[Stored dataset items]
——————————
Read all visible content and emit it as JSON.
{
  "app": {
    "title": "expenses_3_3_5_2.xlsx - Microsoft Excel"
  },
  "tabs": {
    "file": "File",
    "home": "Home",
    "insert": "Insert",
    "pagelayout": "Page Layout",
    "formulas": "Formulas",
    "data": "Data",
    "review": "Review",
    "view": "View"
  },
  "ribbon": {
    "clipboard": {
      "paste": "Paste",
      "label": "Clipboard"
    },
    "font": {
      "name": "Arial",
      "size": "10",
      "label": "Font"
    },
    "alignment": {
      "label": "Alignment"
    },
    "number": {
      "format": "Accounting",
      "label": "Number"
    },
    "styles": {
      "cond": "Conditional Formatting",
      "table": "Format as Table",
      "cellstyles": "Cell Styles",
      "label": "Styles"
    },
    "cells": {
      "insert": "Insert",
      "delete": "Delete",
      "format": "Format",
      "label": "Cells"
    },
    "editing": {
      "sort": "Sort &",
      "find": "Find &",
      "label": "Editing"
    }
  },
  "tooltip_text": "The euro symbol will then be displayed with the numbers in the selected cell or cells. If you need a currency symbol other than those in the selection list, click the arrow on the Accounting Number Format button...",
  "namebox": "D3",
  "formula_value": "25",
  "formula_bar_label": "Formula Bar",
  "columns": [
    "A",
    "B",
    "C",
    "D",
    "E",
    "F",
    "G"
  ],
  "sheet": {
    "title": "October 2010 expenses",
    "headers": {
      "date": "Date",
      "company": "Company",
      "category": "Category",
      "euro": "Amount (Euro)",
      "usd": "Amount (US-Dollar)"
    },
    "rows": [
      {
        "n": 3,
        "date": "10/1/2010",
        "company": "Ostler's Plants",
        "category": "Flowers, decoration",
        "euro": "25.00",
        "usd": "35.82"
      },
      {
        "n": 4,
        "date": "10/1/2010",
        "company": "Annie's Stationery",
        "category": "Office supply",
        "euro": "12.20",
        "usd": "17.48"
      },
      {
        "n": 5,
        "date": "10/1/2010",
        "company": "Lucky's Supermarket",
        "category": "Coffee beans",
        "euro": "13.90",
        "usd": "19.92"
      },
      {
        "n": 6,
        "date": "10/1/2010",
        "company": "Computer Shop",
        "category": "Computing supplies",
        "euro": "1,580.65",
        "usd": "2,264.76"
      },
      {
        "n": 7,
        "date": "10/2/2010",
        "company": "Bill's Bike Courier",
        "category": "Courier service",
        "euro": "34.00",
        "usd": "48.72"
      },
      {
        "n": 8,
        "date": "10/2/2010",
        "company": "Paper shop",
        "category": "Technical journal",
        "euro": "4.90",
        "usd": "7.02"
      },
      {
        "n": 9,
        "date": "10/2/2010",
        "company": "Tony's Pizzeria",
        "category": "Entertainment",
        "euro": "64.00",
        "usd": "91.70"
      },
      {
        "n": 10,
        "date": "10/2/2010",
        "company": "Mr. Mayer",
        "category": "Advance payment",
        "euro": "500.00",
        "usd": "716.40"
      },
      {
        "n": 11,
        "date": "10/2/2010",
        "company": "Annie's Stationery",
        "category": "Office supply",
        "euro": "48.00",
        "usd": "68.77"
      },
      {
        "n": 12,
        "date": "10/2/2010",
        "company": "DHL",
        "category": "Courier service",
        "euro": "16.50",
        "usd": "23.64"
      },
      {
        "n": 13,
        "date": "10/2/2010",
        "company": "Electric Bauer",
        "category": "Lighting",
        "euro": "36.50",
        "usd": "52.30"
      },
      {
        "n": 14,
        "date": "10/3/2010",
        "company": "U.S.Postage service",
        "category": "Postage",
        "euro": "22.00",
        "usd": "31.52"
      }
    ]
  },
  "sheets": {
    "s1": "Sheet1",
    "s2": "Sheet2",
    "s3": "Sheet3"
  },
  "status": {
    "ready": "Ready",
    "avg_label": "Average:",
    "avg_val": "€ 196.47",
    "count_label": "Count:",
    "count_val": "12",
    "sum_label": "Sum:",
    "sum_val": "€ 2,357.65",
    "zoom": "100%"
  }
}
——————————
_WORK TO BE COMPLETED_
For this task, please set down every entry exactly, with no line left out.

_TASK RESPONSE_
Read all visible content and emit it as JSON.
{
  "app": {
    "title": "expenses_3_3_5_2.xlsx - Microsoft Excel"
  },
  "tabs": {
    "file": "File",
    "home": "Home",
    "insert": "Insert",
    "pagelayout": "Page Layout",
    "formulas": "Formulas",
    "data": "Data",
    "review": "Review",
    "view": "View"
  },
  "ribbon": {
    "clipboard": {
      "paste": "Paste",
      "label": "Clipboard"
    },
    "font": {
      "name": "Arial",
      "size": "10",
      "label": "Font"
    },
    "alignment": {
      "label": "Alignment"
    },
    "number": {
      "format": "Accounting",
      "label": "Number"
    },
    "styles": {
      "cond": "Conditional Formatting",
      "table": "Format as Table",
      "cellstyles": "Cell Styles",
      "label": "Styles"
    },
    "cells": {
      "insert": "Insert",
      "delete": "Delete",
      "format": "Format",
      "label": "Cells"
    },
    "editing": {
      "sort": "Sort &",
      "find": "Find &",
      "label": "Editing"
    }
  },
  "tooltip_text": "The euro symbol will then be displayed with the numbers in the selected cell or cells. If you need a currency symbol other than those in the selection list, click the arrow on the Accounting Number Format button...",
  "namebox": "D3",
  "formula_value": "25",
  "formula_bar_label": "Formula Bar",
  "columns": [
    "A",
    "B",
    "C",
    "D",
    "E",
    "F",
    "G"
  ],
  "sheet": {
    "title": "October 2010 expenses",
    "headers": {
      "date": "Date",
      "company": "Company",
      "category": "Category",
      "euro": "Amount (Euro)",
      "usd": "Amount (US-Dollar)"
    },
    "rows": [
      {
        "n": 3,
        "date": "10/1/2010",
        "company": "Ostler's Plants",
        "category": "Flowers, decoration",
        "euro": "25.00",
        "usd": "35.82"
      },
      {
        "n": 4,
        "date": "10/1/2010",
        "company": "Annie's Stationery",
        "category": "Office supply",
        "euro": "12.20",
        "usd": "17.48"
      },
      {
        "n": 5,
        "date": "10/1/2010",
        "company": "Lucky's Supermarket",
        "category": "Coffee beans",
        "euro": "13.90",
        "usd": "19.92"
      },
      {
        "n": 6,
        "date": "10/1/2010",
        "company": "Computer Shop",
        "category": "Computing supplies",
        "euro": "1,580.65",
        "usd": "2,264.76"
      },
      {
        "n": 7,
        "date": "10/2/2010",
        "company": "Bill's Bike Courier",
        "category": "Courier service",
        "euro": "34.00",
        "usd": "48.72"
      },
      {
        "n": 8,
        "date": "10/2/2010",
        "company": "Paper shop",
        "category": "Technical journal",
        "euro": "4.90",
        "usd": "7.02"
      },
      {
        "n": 9,
        "date": "10/2/2010",
        "company": "Tony's Pizzeria",
        "category": "Entertainment",
        "euro": "64.00",
        "usd": "91.70"
      },
      {
        "n": 10,
        "date": "10/2/2010",
        "company": "Mr. Mayer",
        "category": "Advance payment",
        "euro": "500.00",
        "usd": "716.40"
      },
      {
        "n": 11,
        "date": "10/2/2010",
        "company": "Annie's Stationery",
        "category": "Office supply",
        "euro": "48.00",
        "usd": "68.77"
      },
      {
        "n": 12,
        "date": "10/2/2010",
        "company": "DHL",
        "category": "Courier service",
        "euro": "16.50",
        "usd": "23.64"
      },
      {
        "n": 13,
        "date": "10/2/2010",
        "company": "Electric Bauer",
        "category": "Lighting",
        "euro": "36.50",
        "usd": "52.30"
      },
      {
        "n": 14,
        "date": "10/3/2010",
        "company": "U.S.Postage service",
        "category": "Postage",
        "euro": "22.00",
        "usd": "31.52"
      }
    ]
  },
  "sheets": {
    "s1": "Sheet1",
    "s2": "Sheet2",
    "s3": "Sheet3"
  },
  "status": {
    "ready": "Ready",
    "avg_label": "Average:",
    "avg_val": "€ 196.47",
    "count_label": "Count:",
    "count_val": "12",
    "sum_label": "Sum:",
    "sum_val": "€ 2,357.65",
    "zoom": "100%"
  }
}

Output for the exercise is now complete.